Being alive amidst our current environmental conditions can feel fruitless; no matter what you do, it seems impossible to lower your negative environmental impact. For those of us who are feeling down and out about environmental concerns, composting may just be the perfect turn.
Composting may seem like a bit of a buzzword. It’s mentioned often via environmental infographics, or even around college campuses as administrations seek more environmentally-friendly practices. But even if you’re familiar with the term, you might have no clue what it really means. Luckily, it’s fairly simple: composting is a method of decomposing waste into a material called compost, which can be used as fertilizer. In other words, it’s the ultimate form of recycling.
At Geneseo, compostable waste can be popped into green buckets (you’ve probably seen them floating around campus—they’re in nearly every building!) before being sent off to be composted in bulk by the Department of Facilities Services. But don’t fret if you’re off-campus—composting is easier than meets the eye.
You have plenty of options if you’d like to compost in or near your abode. A classic option for those with a bit more space is to get a compost tumbler. These nifty containers skip the “middle man” of composting, in which the gardener uses a pitchfork or garden hoe to mix the materials to break them down into compost. This practice isn’t too arduous for backyard composters, but most college kids don’t have quite the same means. That’s where tumblers come in; they’re sealed, rotating containers that consolidate heat generated from composted materials, which further speeds up the composting process! It should be noted, though, that they aren’t the cheapest option (prices range from $70-200), but can make a big difference in the lives of committed composters.
For those with green thumbs, a worm composter may be a lovely addition to your home. As the name suggests, they involve worms; the worms conduct the aforementioned work of mixing materials, which makes them especially efficient. The best part about worm composters, though, is that you can make them yourself or purchase one! It should be noted, though, that either option will require you to buy worms; once assembled, the human-worm interactions are limited, but this form of composting is certainly not for anti-bug folk (though I would remind those afraid of bugs that composting is the most sustainable form of exposure therapy out there).

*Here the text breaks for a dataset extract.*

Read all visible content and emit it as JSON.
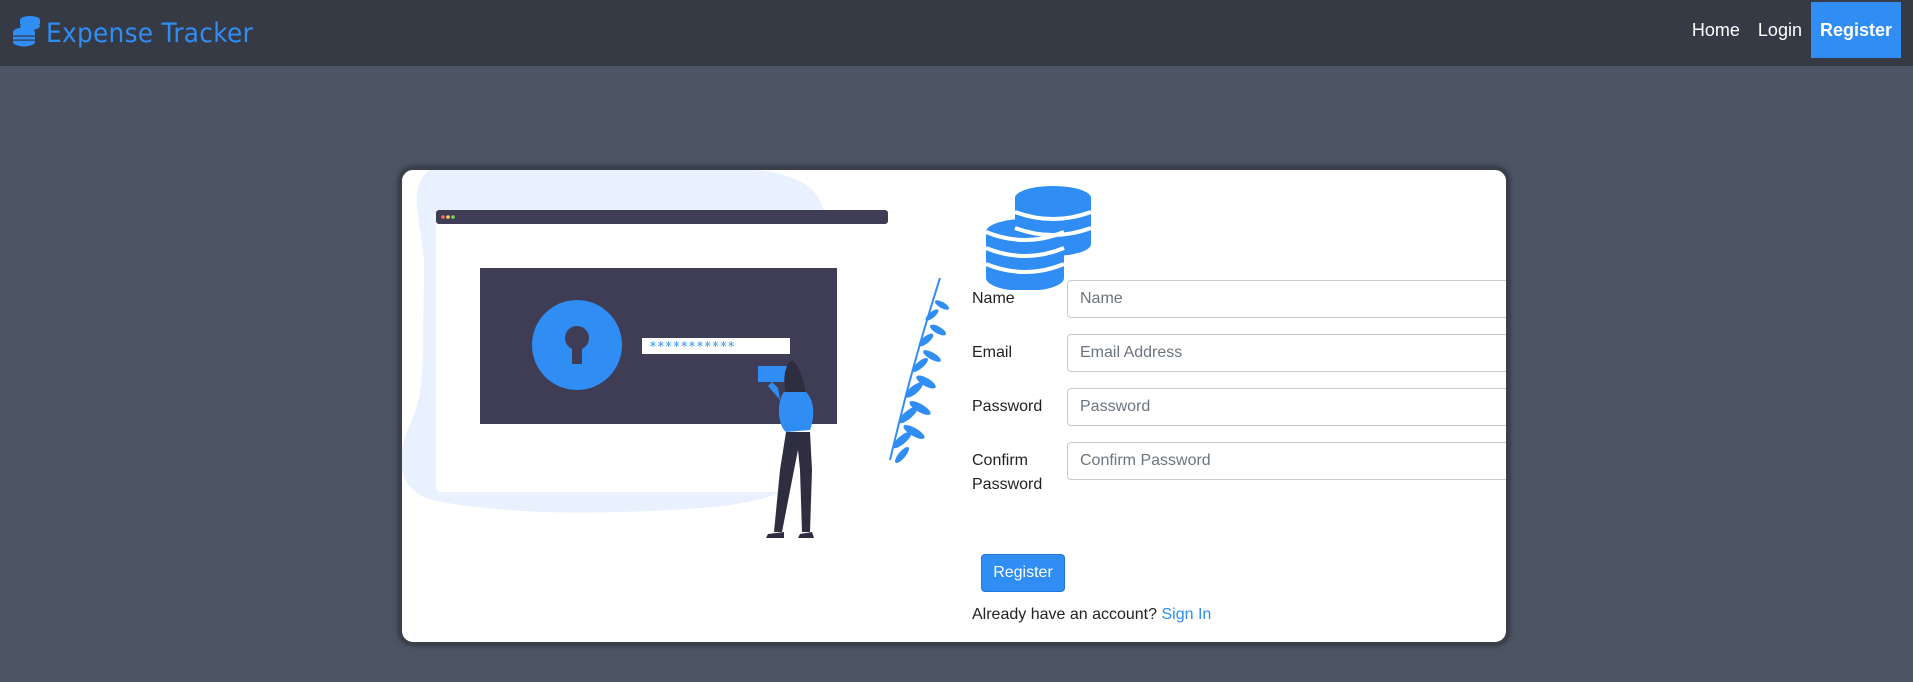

If neither of these options are appealing to you, you can always check to see if there is a communal composting site near you, or ask relatives if they have composting piles. I’ve also only included a few of the most popular composting methods, but there are plenty more to consider before embarking upon your composting journey!
Now you may be wondering what you can and can’t compost. The good news is that there are quite a few products that can be composted: fruit waste (rinds, peels), vegetable peelings, tea bags, grass cuttings, fallen leaves and even paper scraps. A general rule of thumb is that just about anything organic can be composted. Typically, a composter will include all compostable goods in their pile, but they can also tailor their materials to their needs; crushed egg shells, for example, add helpful minerals for fertilizer. Some things to absolutely NOT include in your precious compost are meat/dairy products, pet waste (including litter!), diapers or any kinds of plastic, metal and glass. And, when in doubt, a quick Google search will help assure that your compost is up to par.
Hopefully, this handy guide to composting made you feel ready to embark upon a beautiful, environmentally-conscious journey. Composting may seem daunting, but it’s one of the most important things we as individuals can do to reduce our carbon footprints, and it’s fun to boot! Now go invite your friends to start a composting club, make a notes page of compostable materials and thank some worms for all of their hard work in the composting community.